PUEBLO — This week is a time to say 'thank you' to those who help the community in stressful situations and help save lives. That's because it's National Public Safety Telecommunicators week, and KOAA News5 wants to recognize local dispatchers for their hard work.
There are 20 dispatchers who work at the Pueblo Police Department who are busy answering up to 1,000 calls every day. They work anywhere from eight to 16 hours.
Their voices are heard over the phones and scanners every day, but often times, the community never gets the chance to see them in person or say 'thank you'.
However, they still remain the community's first, first responders.
"We're the first people inside every room on every call, every call we're the first person, on that person's worst day," said Adrian Espinoza, an emergency services dispatcher. He's been in his position for four years. "The public essentially become the eyes and ears for everything, we do ask a lot of questions and a lot of details."
Kim Jeffries, the dispatch manager at the Pueblo Police Department says they help dispatch police, the city fire department, ambulances, and responders to help with emergencies.

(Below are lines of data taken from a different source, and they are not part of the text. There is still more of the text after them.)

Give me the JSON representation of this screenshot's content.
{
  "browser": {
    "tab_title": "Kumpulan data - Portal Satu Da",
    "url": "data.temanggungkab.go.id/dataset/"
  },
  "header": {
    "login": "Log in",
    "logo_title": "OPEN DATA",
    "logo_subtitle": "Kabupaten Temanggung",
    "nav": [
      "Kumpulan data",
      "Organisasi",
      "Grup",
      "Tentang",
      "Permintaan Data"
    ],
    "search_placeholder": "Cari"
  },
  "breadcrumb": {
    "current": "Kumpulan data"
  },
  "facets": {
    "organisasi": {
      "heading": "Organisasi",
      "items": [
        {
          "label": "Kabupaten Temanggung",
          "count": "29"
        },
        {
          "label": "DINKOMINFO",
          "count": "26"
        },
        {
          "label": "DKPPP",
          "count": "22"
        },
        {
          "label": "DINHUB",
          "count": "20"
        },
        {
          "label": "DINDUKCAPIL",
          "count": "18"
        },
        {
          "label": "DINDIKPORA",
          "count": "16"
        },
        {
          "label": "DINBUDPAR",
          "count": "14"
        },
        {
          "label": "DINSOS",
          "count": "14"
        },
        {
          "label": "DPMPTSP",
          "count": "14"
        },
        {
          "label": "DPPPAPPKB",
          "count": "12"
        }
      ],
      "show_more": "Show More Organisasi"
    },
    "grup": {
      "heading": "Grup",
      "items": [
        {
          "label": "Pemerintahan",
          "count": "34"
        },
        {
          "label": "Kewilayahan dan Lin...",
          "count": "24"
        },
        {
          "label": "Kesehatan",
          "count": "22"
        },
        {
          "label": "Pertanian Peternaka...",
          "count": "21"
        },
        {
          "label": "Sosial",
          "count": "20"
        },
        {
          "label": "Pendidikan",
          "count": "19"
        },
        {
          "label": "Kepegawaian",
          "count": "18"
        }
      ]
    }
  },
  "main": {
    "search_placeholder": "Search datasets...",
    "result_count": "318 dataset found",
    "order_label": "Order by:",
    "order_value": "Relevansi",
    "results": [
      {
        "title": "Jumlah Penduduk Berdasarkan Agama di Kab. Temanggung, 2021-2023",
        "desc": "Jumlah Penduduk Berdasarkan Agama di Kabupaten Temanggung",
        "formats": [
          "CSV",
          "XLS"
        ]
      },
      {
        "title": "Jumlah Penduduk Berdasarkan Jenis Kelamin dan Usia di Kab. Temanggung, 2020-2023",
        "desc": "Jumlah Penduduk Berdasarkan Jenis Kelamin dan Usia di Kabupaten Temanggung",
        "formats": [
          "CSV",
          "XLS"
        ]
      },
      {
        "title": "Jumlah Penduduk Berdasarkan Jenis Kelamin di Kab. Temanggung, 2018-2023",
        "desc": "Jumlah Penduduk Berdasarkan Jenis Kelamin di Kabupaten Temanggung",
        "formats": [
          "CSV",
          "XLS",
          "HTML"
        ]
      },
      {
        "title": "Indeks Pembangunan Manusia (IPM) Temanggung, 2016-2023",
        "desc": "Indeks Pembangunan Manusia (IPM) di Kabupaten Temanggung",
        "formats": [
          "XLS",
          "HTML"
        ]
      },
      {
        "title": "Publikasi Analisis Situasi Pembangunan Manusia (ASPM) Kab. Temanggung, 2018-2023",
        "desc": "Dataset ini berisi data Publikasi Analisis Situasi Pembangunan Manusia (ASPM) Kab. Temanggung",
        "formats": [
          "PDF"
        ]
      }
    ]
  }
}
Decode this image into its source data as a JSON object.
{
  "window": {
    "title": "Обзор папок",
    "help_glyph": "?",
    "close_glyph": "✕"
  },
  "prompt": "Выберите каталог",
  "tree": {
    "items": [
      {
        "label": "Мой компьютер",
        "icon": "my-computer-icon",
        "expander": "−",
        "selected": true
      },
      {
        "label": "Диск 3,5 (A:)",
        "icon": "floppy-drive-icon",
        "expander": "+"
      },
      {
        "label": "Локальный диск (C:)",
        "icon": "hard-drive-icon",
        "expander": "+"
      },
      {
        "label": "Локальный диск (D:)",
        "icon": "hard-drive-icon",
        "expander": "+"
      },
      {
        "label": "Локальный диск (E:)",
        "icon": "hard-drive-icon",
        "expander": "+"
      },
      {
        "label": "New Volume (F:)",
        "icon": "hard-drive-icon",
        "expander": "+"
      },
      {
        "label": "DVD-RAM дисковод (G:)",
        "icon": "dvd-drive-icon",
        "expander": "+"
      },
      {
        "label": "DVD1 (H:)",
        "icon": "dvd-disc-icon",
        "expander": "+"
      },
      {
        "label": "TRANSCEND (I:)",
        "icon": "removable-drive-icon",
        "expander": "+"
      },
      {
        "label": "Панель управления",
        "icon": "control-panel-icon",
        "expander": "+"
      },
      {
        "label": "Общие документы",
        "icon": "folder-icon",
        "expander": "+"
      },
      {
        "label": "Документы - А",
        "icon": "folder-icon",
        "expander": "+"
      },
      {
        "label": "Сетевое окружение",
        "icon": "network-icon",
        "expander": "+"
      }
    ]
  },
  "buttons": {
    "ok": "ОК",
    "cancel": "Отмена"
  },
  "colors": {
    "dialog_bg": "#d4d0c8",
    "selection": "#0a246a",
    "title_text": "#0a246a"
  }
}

Jeffries says while on the job, it's important to remain calm and keep others calm in high-stress situations.
"This job is high stress, it's a lot of work, dedication, and multitasking. It's important that they obtain the right information the first time so they're very focused and are able to handle a lot of stress," said Jeffries, who's held her position for a year, but has worked as a dispatcher for more than 20 years. "Our dispatchers love helping people. They're involved and dedicated to their work.
Often times, dispatchers are unsung heroes of the community, but this week is all about putting a face to the voices behind the screen.
"We appreciate the recognition. We feel like we're in the shadows, but we're working very hard diligently and getting everything taken care of as best we can," said Espinoza. "The most rewarding part is helping the community, where you live, where you stay, and where you do business."
"It's still extremely rewarding to be able to help those that are in true emergencies," said Jeffries.
The Pueblo Police Department is looking to hire more dispatchers to make a full team of 27. They're in the hiring process and will be accepting applications within the next month. Those who are hired go through a rigorous training process, which takes six to 12 months.